**Work task**: Starting at the line that contains "Parse this screenshot: output", return every line through the end of the data exactly, without pictures.

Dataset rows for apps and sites
..........

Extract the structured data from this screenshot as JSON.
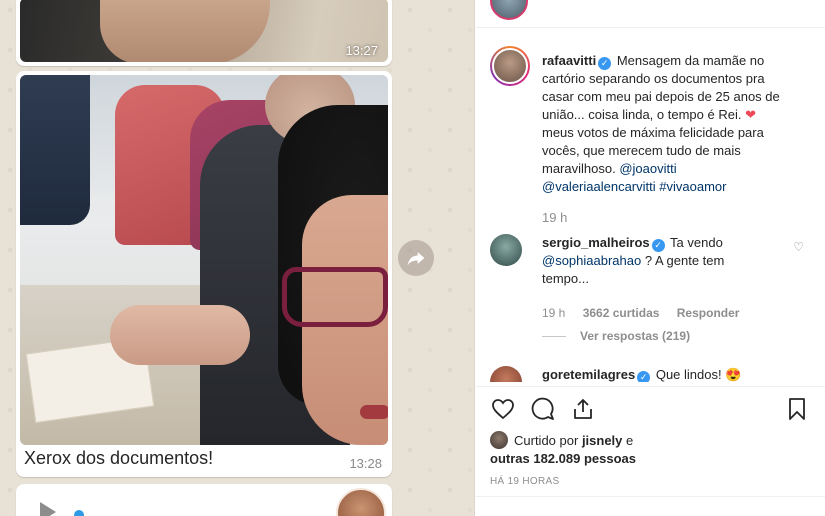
{
  "chat": {
    "top_photo_time": "13:27",
    "main_caption": "Xerox dos documentos!",
    "main_time": "13:28"
  },
  "post": {
    "username": "rafaavitti",
    "caption_text": "Mensagem da mamãe no cartório separando os documentos pra casar com meu pai depois de 25 anos de união... coisa linda, o tempo é Rei.",
    "heart": "❤",
    "caption_text_2": "meus votos de máxima felicidade para vocês, que merecem tudo de mais maravilhoso.",
    "mention_1": "@joaovitti",
    "mention_2": "@valeriaalencarvitti",
    "hashtag": "#vivaoamor",
    "time": "19 h"
  },
  "comments": [
    {
      "username": "sergio_malheiros",
      "mention": "@sophiaabrahao",
      "text_before": "Ta vendo",
      "text_after": "? A gente tem tempo...",
      "time": "19 h",
      "likes": "3662 curtidas",
      "reply_label": "Responder",
      "view_replies": "Ver respostas (219)"
    },
    {
      "username": "goretemilagres",
      "text": "Que lindos!",
      "emoji": "😍"
    }
  ],
  "likes": {
    "prefix": "Curtido por",
    "user": "jisnely",
    "connector": "e",
    "others": "outras 182.089 pessoas"
  },
  "posted_ago": "HÁ 19 HORAS",
  "icons": [
    "heart-icon",
    "comment-icon",
    "share-icon",
    "bookmark-icon",
    "forward-icon",
    "play-icon"
  ],
  "colors": {
    "link": "#003569",
    "verified": "#3897f0",
    "heart_red": "#ed4956",
    "chat_bg": "#e8e1d6"
  }
}
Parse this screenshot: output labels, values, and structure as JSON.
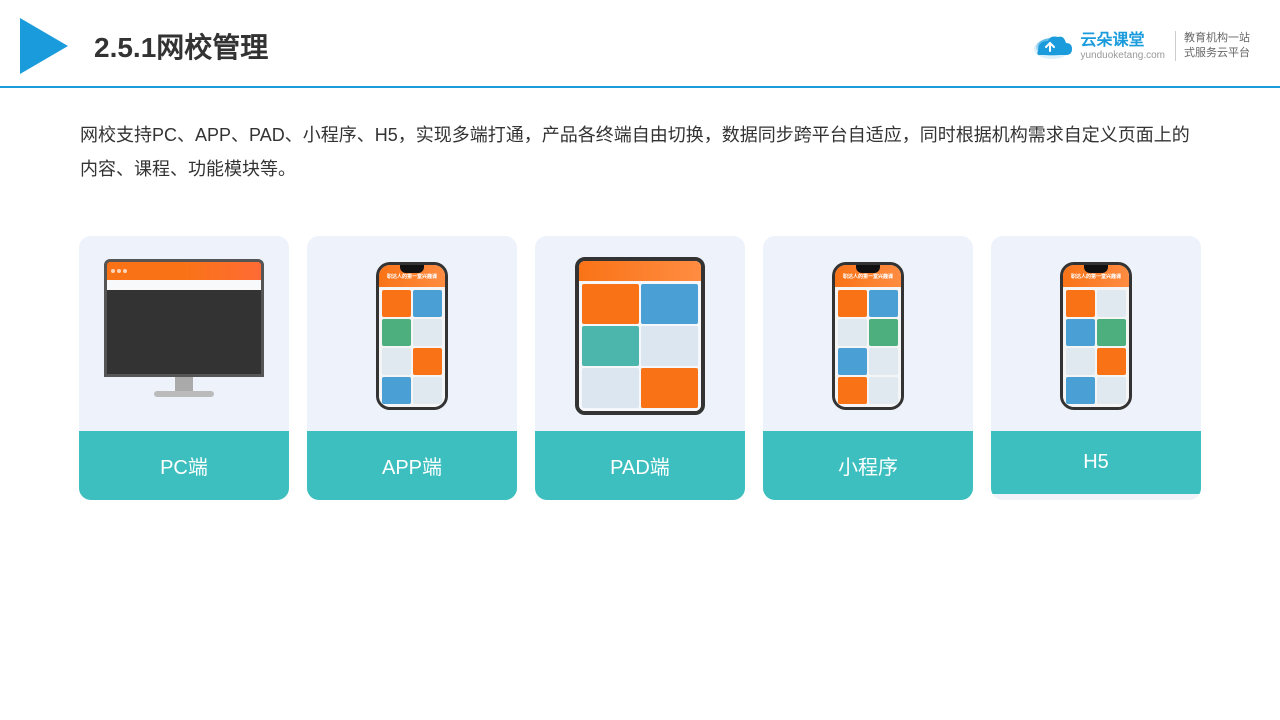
{
  "header": {
    "title": "2.5.1网校管理",
    "brand_name": "云朵课堂",
    "brand_domain": "yunduoketang.com",
    "brand_slogan": "教育机构一站\n式服务云平台"
  },
  "description": {
    "text": "网校支持PC、APP、PAD、小程序、H5，实现多端打通，产品各终端自由切换，数据同步跨平台自适应，同时根据机构需求自定义页面上的内容、课程、功能模块等。"
  },
  "cards": [
    {
      "id": "pc",
      "label": "PC端"
    },
    {
      "id": "app",
      "label": "APP端"
    },
    {
      "id": "pad",
      "label": "PAD端"
    },
    {
      "id": "miniprogram",
      "label": "小程序"
    },
    {
      "id": "h5",
      "label": "H5"
    }
  ]
}
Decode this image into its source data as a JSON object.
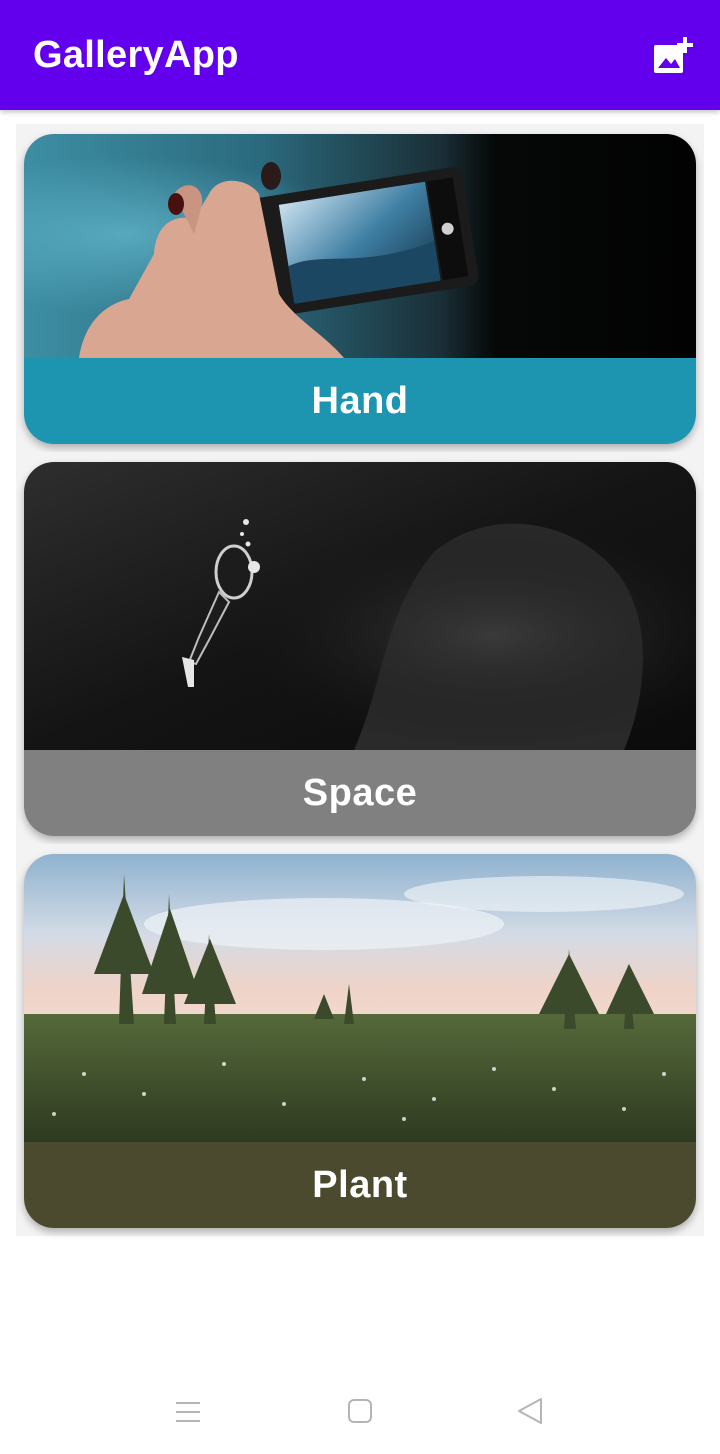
{
  "app_bar": {
    "title": "GalleryApp",
    "action_icon": "add-photo-icon",
    "color": "#6200ee"
  },
  "cards": [
    {
      "label": "Hand",
      "label_bg": "#1e95b0"
    },
    {
      "label": "Space",
      "label_bg": "#808080"
    },
    {
      "label": "Plant",
      "label_bg": "#4b4a2f"
    }
  ],
  "nav_bar": {
    "buttons": [
      "menu-icon",
      "home-icon",
      "back-icon"
    ]
  }
}
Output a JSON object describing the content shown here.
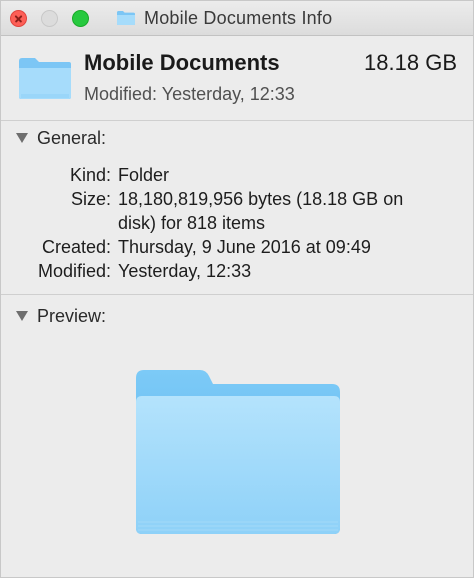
{
  "window": {
    "title": "Mobile Documents Info"
  },
  "header": {
    "name": "Mobile Documents",
    "size": "18.18 GB",
    "modified": "Modified: Yesterday, 12:33"
  },
  "general": {
    "title": "General:",
    "rows": [
      {
        "label": "Kind:",
        "value": "Folder"
      },
      {
        "label": "Size:",
        "value": "18,180,819,956 bytes (18.18 GB on",
        "value2": "disk) for 818 items"
      },
      {
        "label": "Created:",
        "value": "Thursday, 9 June 2016 at 09:49"
      },
      {
        "label": "Modified:",
        "value": "Yesterday, 12:33"
      }
    ]
  },
  "preview": {
    "title": "Preview:"
  },
  "icons": {
    "close": "close-icon",
    "minimize": "minimize-icon",
    "zoom": "zoom-icon",
    "folder": "folder-icon",
    "disclosure": "disclosure-triangle-icon"
  },
  "colors": {
    "folder_light": "#a6dcfb",
    "folder_mid": "#7cc6f5",
    "folder_dark": "#5cb3ea",
    "close": "#fd5f57",
    "zoom": "#27c93f"
  }
}
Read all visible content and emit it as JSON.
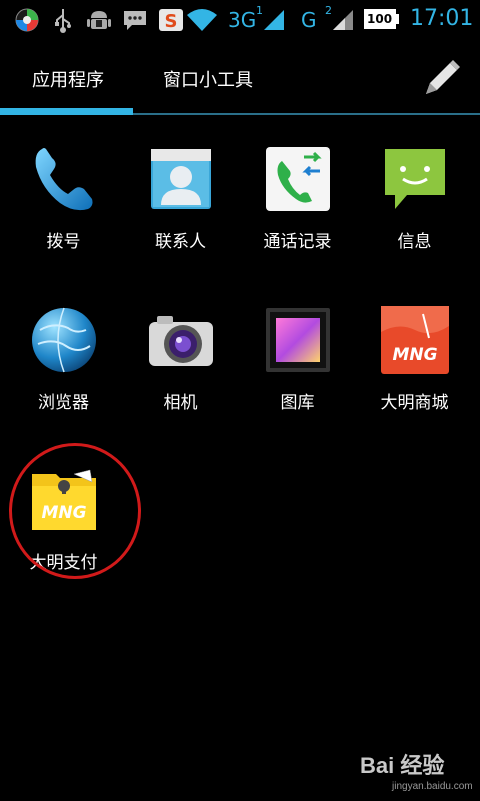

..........

**Solution to this problem**:
Parse this screenshot: output labels, values, and structure as JSON.
{
  "header": {
    "title": "2.5.1网校管理",
    "brand_name": "云朵课堂",
    "brand_domain": "yunduoketang.com",
    "brand_slogan": "教育机构一站\n式服务云平台"
  },
  "description": {
    "text": "网校支持PC、APP、PAD、小程序、H5，实现多端打通，产品各终端自由切换，数据同步跨平台自适应，同时根据机构需求自定义页面上的内容、课程、功能模块等。"
  },
  "cards": [
    {
      "id": "pc",
      "label": "PC端"
    },
    {
      "id": "app",
      "label": "APP端"
    },
    {
      "id": "pad",
      "label": "PAD端"
    },
    {
      "id": "miniprogram",
      "label": "小程序"
    },
    {
      "id": "h5",
      "label": "H5"
    }
  ]
}
Decode this image into its source data as a JSON object.
{
  "app_bar": {
    "title": "GalleryApp",
    "action_icon": "add-photo-icon",
    "color": "#6200ee"
  },
  "cards": [
    {
      "label": "Hand",
      "label_bg": "#1e95b0"
    },
    {
      "label": "Space",
      "label_bg": "#808080"
    },
    {
      "label": "Plant",
      "label_bg": "#4b4a2f"
    }
  ],
  "nav_bar": {
    "buttons": [
      "menu-icon",
      "home-icon",
      "back-icon"
    ]
  }
}
Output a JSON object describing the content shown here.
{
  "window": {
    "title": "Mobile Documents Info"
  },
  "header": {
    "name": "Mobile Documents",
    "size": "18.18 GB",
    "modified": "Modified: Yesterday, 12:33"
  },
  "general": {
    "title": "General:",
    "rows": [
      {
        "label": "Kind:",
        "value": "Folder"
      },
      {
        "label": "Size:",
        "value": "18,180,819,956 bytes (18.18 GB on",
        "value2": "disk) for 818 items"
      },
      {
        "label": "Created:",
        "value": "Thursday, 9 June 2016 at 09:49"
      },
      {
        "label": "Modified:",
        "value": "Yesterday, 12:33"
      }
    ]
  },
  "preview": {
    "title": "Preview:"
  },
  "icons": {
    "close": "close-icon",
    "minimize": "minimize-icon",
    "zoom": "zoom-icon",
    "folder": "folder-icon",
    "disclosure": "disclosure-triangle-icon"
  },
  "colors": {
    "folder_light": "#a6dcfb",
    "folder_mid": "#7cc6f5",
    "folder_dark": "#5cb3ea",
    "close": "#fd5f57",
    "zoom": "#27c93f"
  }
}
Read all visible content and emit it as JSON.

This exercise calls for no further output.